What is that: man’s coming-to-himself?
–Johannes R. Becher, Auf andre Art so große Hoffnung, 1950

It is also a new beginning in media terms. With film and performance, Gröting opens up new ways of working. Finally disposing of ballast. After ten years working as a sculptor, she no longer knows what to do with all the material, all the things. In this light, film and performance open in these terms towards a less arduous practice.
Another welcome aspect is collective work. Gröting was never interested in the loneliness of the studio. Her sculptures emerge in a team of experts, craftsmen, actors, assistants. The films of Inner Voice each have a professional protagonist, whereas Gröting consciously seeks them in various countries and cultures. Her interest in life and work contexts, experiences and views of the actors influenced the texts and stagings. The performers include Germans, an Englishwoman, a Finn, a Franco-Canadian, a Norwegian, and an Italian. With Buddy Big Mountain from Los Angeles, the first internationally recognized “Native American Master Ventriloquist Puppeteer,” she made several films and live performances.
In 2003, she collaborated with an author for the first time, after having written the scripts herself for years. The British author and mastermind of the celebrated theater group Forced Entertainment, Tim Etchells, writes for Gröting and the performer Buddy Big Mountain, Wendy Morgan from London and Stevo Schüling from Münster Dead Air, that was premiered at Vienna’s Tanzquartier. Deborah Levy, another British author, wrote I Am Big. Both Dead Air as well as I Am Big are performed in numerous live performances around the world, staged by Asta Gröting.

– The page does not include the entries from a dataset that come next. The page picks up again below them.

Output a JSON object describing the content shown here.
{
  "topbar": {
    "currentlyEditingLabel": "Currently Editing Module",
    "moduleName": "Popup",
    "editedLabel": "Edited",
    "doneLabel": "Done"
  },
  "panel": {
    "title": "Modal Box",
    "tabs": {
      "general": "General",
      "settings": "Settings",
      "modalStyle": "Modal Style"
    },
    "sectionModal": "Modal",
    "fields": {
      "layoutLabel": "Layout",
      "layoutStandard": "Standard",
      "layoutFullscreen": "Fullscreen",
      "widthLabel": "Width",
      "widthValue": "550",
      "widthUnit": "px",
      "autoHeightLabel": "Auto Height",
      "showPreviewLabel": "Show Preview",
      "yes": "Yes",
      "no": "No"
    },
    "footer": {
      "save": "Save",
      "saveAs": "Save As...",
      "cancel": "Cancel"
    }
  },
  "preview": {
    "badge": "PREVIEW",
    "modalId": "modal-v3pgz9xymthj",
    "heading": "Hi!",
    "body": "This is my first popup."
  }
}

You look bad.
I feel bad.
You look very bad.
Not as bad as you.
–Tim Etchells, The Inner Voice / Dead Air, 2003

With this expansion of media to film and performance, psychological issues and social contexts, but also humor comes to the forefront in terms of content.
Life is competition. A question of the right positioning and pushing aside our fellows. The corresponding illustrative material is shown in the short film Parken (Parking, 2001) on the everyday battle ballet of automobiles.
In the dialogues of the Inner Voice, the construction of identity and (supposed) individuality is a central issue: exploring social and psychological states to the extent that the works are also analyses of the present.
An amusing example: Arbeiter Lehrer Unternehmer (Worker, Teacher, Entrepreneur, 2000, with Bodo Albertini). Albertini personifies three representatives of different milieus and lists indicators of their belonging, borrowing from analyses of the sociologist Pierre Bourdieu. From A with “A cigar now and then” to Bild Zeitung, “A good book,” to “Renting a vacation house with friends in Brittany,” “Educating oneself,” and “white wine.” The opposite of this choice of lifestyle components is fear. Fear of being judged (poorly), of not belonging, failing, being removed from the work process. Only the inner voice can allow itself to speak out the “shame” of these fears, and it cannot be stopped from doing so. The inner voice is uncontrollable, it can’t be influenced or suppressed. It is, in the Freudian sense, at the same the unconscious and the superego, a control freak and a dominator.
We laugh because we feel recognized: white wine, yes, but only this Chardonnay from this region. We speak along and act as if. And come again and again to the same questions: where is our position? What can we know?

You leave a house and have to stop, it smells so much like fall. The fallen leaves. You just still knew your dream from the night, and now it’s gone. You can feel how it disappears. A breeze, a curtain that moves . . . The door closes behind you. You leave the house. Life is strange.
–Peter Kurzeck, Oktober und wer wir selbst sind, 2007

The statements of Asta Gröting come from years of conversations and interviews I held with the artist, as well as an interview that Stephen Feeke held on the occasion of the exhibition at Henry Moore Institute in Leeds, Asta Gröting Sculpture: 1987–2008.

by Stella Rollig, 2010